Task description:
Where does the string "this" appear in the records? Copy each line that holds it.
======== Exercise material ========
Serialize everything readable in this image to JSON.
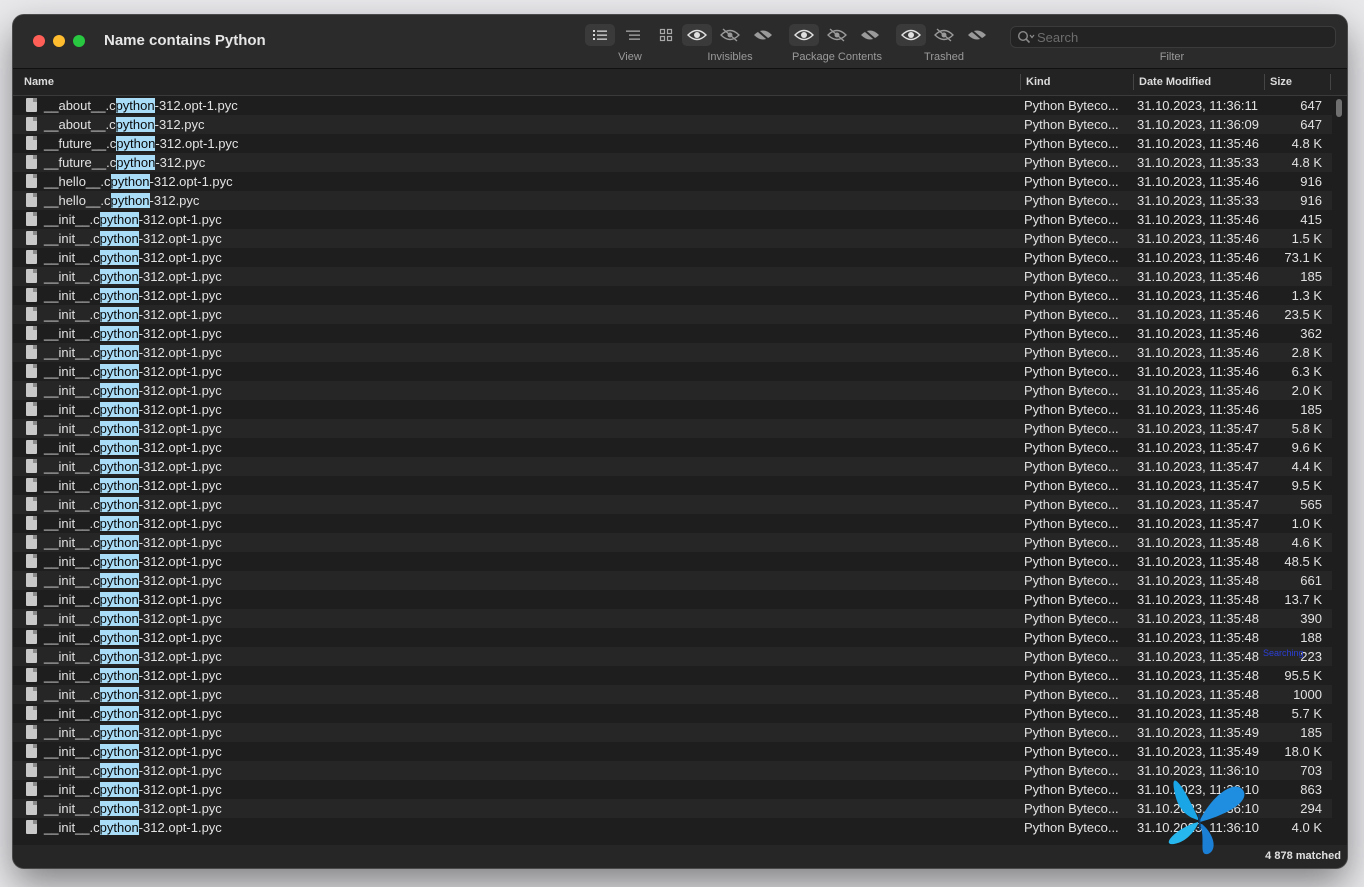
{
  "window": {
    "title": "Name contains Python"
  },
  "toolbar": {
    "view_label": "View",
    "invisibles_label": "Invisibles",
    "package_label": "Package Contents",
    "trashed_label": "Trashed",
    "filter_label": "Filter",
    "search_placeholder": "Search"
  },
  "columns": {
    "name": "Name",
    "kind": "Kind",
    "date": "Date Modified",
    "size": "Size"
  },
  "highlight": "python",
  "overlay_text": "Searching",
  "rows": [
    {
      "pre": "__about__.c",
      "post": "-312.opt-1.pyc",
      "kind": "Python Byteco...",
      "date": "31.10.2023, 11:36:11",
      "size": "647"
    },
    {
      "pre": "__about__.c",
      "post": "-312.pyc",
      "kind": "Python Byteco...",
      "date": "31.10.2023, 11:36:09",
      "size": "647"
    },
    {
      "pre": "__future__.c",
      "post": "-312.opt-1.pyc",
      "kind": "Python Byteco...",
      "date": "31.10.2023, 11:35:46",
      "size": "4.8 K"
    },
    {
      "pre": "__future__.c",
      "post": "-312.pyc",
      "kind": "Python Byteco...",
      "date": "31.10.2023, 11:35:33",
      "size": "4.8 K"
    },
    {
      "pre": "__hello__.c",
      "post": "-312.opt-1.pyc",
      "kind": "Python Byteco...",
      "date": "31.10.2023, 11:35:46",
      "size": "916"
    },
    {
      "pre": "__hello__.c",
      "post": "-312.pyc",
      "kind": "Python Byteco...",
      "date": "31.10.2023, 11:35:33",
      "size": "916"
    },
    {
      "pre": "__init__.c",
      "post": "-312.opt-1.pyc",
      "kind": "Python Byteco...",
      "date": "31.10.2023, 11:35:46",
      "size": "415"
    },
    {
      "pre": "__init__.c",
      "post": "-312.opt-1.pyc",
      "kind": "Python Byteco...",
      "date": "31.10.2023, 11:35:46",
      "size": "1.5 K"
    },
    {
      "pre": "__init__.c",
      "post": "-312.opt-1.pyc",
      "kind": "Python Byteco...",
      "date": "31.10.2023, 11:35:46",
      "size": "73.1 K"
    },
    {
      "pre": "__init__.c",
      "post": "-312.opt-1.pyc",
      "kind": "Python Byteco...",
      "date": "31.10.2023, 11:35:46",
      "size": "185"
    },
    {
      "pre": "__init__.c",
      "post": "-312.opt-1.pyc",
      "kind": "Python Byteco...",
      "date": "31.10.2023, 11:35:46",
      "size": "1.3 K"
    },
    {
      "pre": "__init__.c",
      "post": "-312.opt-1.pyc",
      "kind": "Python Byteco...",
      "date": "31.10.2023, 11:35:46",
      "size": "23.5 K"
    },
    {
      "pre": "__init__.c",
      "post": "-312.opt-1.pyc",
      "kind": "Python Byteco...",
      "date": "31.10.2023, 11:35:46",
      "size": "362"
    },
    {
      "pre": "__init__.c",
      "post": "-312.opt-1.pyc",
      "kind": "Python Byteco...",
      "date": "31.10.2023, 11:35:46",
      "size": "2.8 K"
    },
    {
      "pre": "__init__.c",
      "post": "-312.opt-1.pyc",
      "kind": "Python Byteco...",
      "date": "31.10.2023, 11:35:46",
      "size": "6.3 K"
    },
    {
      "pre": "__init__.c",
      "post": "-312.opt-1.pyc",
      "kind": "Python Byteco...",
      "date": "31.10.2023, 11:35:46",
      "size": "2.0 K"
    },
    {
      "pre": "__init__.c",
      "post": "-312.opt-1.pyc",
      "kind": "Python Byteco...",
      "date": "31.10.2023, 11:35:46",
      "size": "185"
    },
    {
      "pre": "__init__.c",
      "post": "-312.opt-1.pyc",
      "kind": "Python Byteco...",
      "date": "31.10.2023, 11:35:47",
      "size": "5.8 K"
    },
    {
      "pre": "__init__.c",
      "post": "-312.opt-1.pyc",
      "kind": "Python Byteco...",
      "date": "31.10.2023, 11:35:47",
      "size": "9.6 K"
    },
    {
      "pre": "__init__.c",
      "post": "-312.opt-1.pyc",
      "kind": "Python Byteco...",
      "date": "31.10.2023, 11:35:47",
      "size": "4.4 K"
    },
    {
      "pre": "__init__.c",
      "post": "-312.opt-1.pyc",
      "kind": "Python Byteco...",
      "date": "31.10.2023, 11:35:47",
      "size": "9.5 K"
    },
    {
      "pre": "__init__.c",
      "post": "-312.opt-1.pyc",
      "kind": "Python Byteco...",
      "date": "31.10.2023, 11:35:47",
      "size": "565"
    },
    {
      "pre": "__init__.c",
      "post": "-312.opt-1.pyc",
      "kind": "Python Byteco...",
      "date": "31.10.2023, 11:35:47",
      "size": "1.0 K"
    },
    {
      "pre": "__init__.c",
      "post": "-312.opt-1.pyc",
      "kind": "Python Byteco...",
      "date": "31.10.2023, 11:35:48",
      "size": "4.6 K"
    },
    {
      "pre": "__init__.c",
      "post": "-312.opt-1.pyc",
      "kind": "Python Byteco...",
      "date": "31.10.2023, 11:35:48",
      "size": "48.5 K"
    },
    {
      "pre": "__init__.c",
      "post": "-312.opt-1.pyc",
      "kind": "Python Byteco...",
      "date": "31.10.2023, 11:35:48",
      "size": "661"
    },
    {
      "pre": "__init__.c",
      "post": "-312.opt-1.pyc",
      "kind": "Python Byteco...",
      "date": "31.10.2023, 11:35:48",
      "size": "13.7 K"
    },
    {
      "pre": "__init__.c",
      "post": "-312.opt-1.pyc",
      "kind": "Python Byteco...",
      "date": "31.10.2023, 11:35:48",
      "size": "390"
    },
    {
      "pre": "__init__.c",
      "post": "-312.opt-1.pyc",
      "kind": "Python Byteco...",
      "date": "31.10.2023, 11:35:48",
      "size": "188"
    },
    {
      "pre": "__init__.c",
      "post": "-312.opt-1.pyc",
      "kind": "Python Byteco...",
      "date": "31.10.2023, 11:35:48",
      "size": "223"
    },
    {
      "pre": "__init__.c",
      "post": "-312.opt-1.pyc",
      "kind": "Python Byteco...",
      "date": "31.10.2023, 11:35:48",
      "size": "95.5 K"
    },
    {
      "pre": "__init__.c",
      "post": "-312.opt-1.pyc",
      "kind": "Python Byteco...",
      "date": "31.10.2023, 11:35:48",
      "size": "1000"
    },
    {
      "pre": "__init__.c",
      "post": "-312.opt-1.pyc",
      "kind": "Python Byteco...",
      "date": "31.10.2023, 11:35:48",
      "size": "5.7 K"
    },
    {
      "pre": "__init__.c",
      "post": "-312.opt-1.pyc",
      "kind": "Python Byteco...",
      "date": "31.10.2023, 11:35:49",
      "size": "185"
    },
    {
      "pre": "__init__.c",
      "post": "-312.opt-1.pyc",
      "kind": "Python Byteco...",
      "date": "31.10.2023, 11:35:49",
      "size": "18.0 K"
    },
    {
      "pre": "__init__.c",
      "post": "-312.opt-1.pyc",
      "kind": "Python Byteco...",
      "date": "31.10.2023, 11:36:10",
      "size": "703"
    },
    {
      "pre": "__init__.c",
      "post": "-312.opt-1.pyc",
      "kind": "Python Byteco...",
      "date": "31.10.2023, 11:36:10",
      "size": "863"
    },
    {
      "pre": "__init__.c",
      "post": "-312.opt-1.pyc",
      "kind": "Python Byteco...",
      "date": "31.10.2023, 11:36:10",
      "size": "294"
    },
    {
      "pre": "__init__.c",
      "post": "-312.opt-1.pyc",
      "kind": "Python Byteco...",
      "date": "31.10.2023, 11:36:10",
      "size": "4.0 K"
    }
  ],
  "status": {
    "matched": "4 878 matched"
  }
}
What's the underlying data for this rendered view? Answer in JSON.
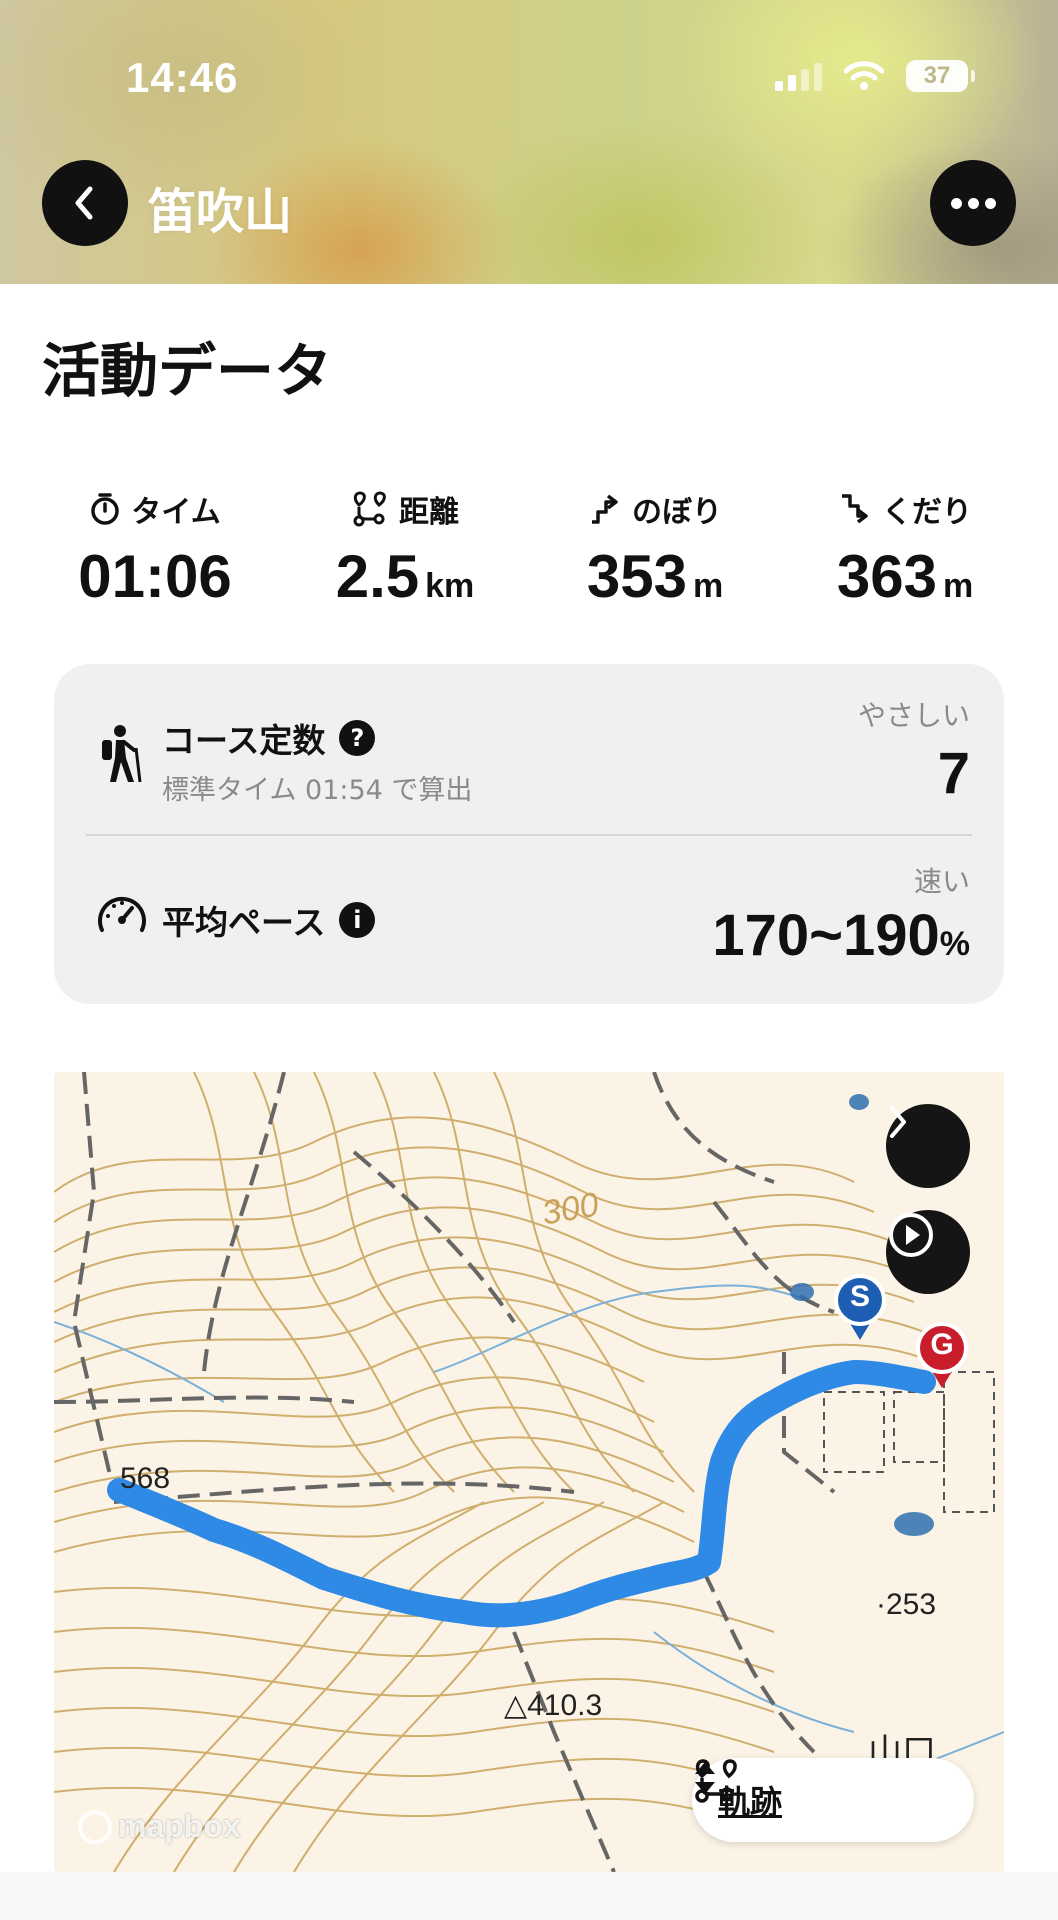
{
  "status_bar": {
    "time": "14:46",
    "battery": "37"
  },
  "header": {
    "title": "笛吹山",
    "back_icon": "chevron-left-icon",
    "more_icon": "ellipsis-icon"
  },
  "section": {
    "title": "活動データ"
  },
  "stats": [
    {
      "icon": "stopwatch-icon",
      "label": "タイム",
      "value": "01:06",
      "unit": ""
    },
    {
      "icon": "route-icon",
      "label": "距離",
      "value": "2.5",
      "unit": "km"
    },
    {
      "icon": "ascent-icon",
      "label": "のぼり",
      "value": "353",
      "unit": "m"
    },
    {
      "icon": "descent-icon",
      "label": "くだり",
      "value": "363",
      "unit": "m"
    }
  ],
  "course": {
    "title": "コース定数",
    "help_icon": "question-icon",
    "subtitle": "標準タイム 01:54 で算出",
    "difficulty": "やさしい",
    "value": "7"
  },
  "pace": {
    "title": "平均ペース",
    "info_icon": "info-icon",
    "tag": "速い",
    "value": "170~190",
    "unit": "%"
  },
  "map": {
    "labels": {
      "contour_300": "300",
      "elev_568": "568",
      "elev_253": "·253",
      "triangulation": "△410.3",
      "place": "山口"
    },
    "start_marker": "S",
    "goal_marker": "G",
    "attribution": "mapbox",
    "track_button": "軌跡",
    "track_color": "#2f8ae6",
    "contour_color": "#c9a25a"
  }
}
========
Exercise result:
Serialize everything readable in this image to JSON.
What's the underlying data for this rendered view? Answer in JSON.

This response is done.